The Tuckerton Beacon’s proudest accolade was a 1939 letter by President Franklin D. Roosevelt, during the paper’s 50th anniversary. Roosevelt wrote to Parker saying, “I trust that all the fine things accomplished in your community during the past 50 years may be but the prelude to finer things to be achieved in the years that lie ahead.’’
The newspaper was later acquired by Mary Ann Cox and sold in the late 1970s to Mark Goodson according to Linda Reddington, who was hired by Cox and stayed on as an editor after it was purchased by Gannett in the early 1990s.
Due to copyright restrictions, only the years 1917 to 1922 may be accessed remotely. Users have to be in a library branch either using a library computer or the library’s Wi-Fi to access the complete archive of 1917 through 1987.
Pete Stemmer, the secretary and treasurer of The Great John Mathis Foundation/Bass River Historical Society said his organization provided $10,000 for the project and the Ocean County Library provided approximately $7,000 in additional funds.

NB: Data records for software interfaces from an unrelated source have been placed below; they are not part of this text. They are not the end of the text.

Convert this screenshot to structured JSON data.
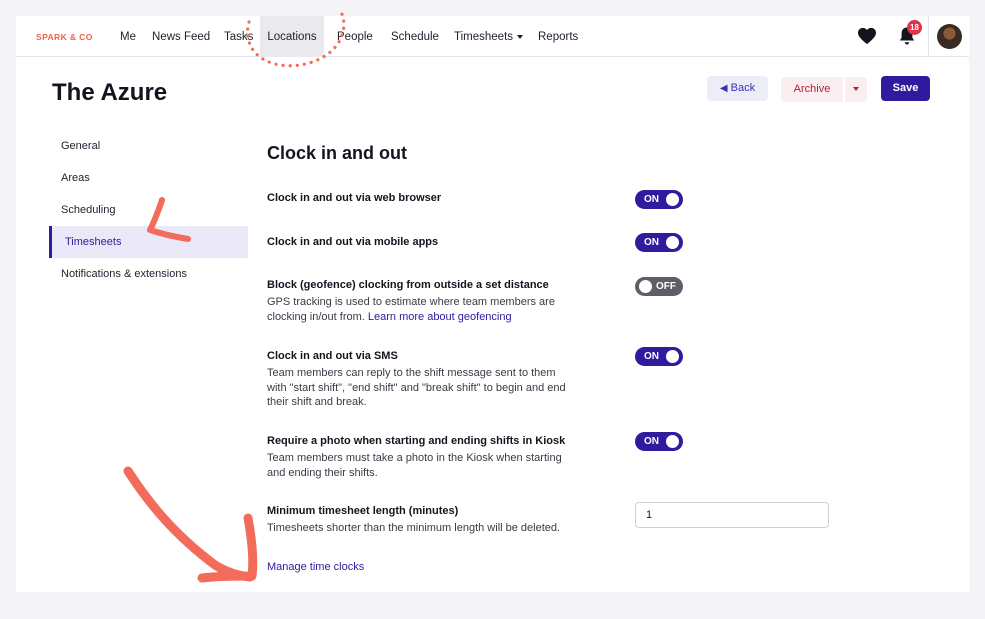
{
  "brand": "SPARK & CO",
  "nav": {
    "items": [
      {
        "label": "Me"
      },
      {
        "label": "News Feed"
      },
      {
        "label": "Tasks"
      },
      {
        "label": "Locations"
      },
      {
        "label": "People"
      },
      {
        "label": "Schedule"
      },
      {
        "label": "Timesheets"
      },
      {
        "label": "Reports"
      }
    ],
    "notification_count": "18"
  },
  "header": {
    "title": "The Azure",
    "back_label": "Back",
    "archive_label": "Archive",
    "save_label": "Save"
  },
  "sidebar": {
    "items": [
      {
        "label": "General"
      },
      {
        "label": "Areas"
      },
      {
        "label": "Scheduling"
      },
      {
        "label": "Timesheets"
      },
      {
        "label": "Notifications & extensions"
      }
    ]
  },
  "main": {
    "title": "Clock in and out",
    "settings": [
      {
        "title": "Clock in and out via web browser",
        "toggle": "ON"
      },
      {
        "title": "Clock in and out via mobile apps",
        "toggle": "ON"
      },
      {
        "title": "Block (geofence) clocking from outside a set distance",
        "desc": "GPS tracking is used to estimate where team members are clocking in/out from.",
        "link": "Learn more about geofencing",
        "toggle": "OFF"
      },
      {
        "title": "Clock in and out via SMS",
        "desc": "Team members can reply to the shift message sent to them with \"start shift\", \"end shift\" and \"break shift\" to begin and end their shift and break.",
        "toggle": "ON"
      },
      {
        "title": "Require a photo when starting and ending shifts in Kiosk",
        "desc": "Team members must take a photo in the Kiosk when starting and ending their shifts.",
        "toggle": "ON"
      },
      {
        "title": "Minimum timesheet length (minutes)",
        "desc": "Timesheets shorter than the minimum length will be deleted.",
        "value": "1"
      }
    ],
    "manage_link": "Manage time clocks"
  },
  "colors": {
    "accent": "#2e1b9e",
    "annotation": "#f26b5b",
    "toggle_off": "#5e5e66"
  }
}
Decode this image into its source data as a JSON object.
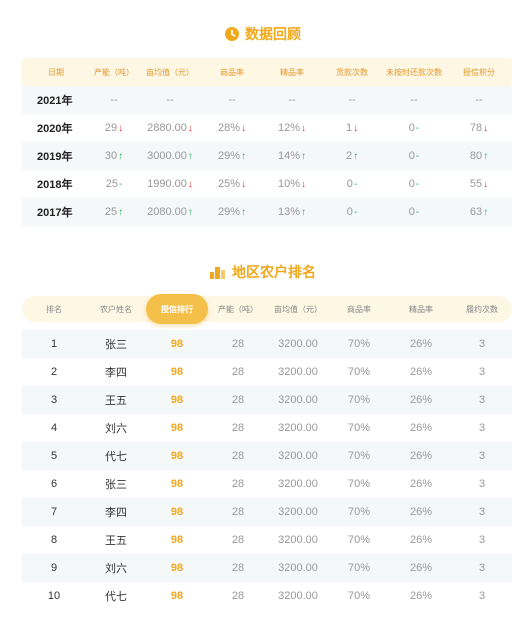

Innovative Document Imagining, East Brunswick converted the library’s microfilm to a digital searchable archive.
“We wanted to see the money in our treasury was used toward historical research in the area and the Tuckerton Beacon has been a local newspaper since the 1880s,’’ Stemmer said.
Permission to digitize material still under copyright for access within the library was granted by Gannett. The Ocean County Library’s technology, collections, information services and administration departments were involved with the project.
Cronin said OCL’s Digitization Committee is charged to identify other local newspapers and collections for digitization, to look for grants and other funding and to work on partnerships with other local historical organizations to bring more Ocean County history into the digital world.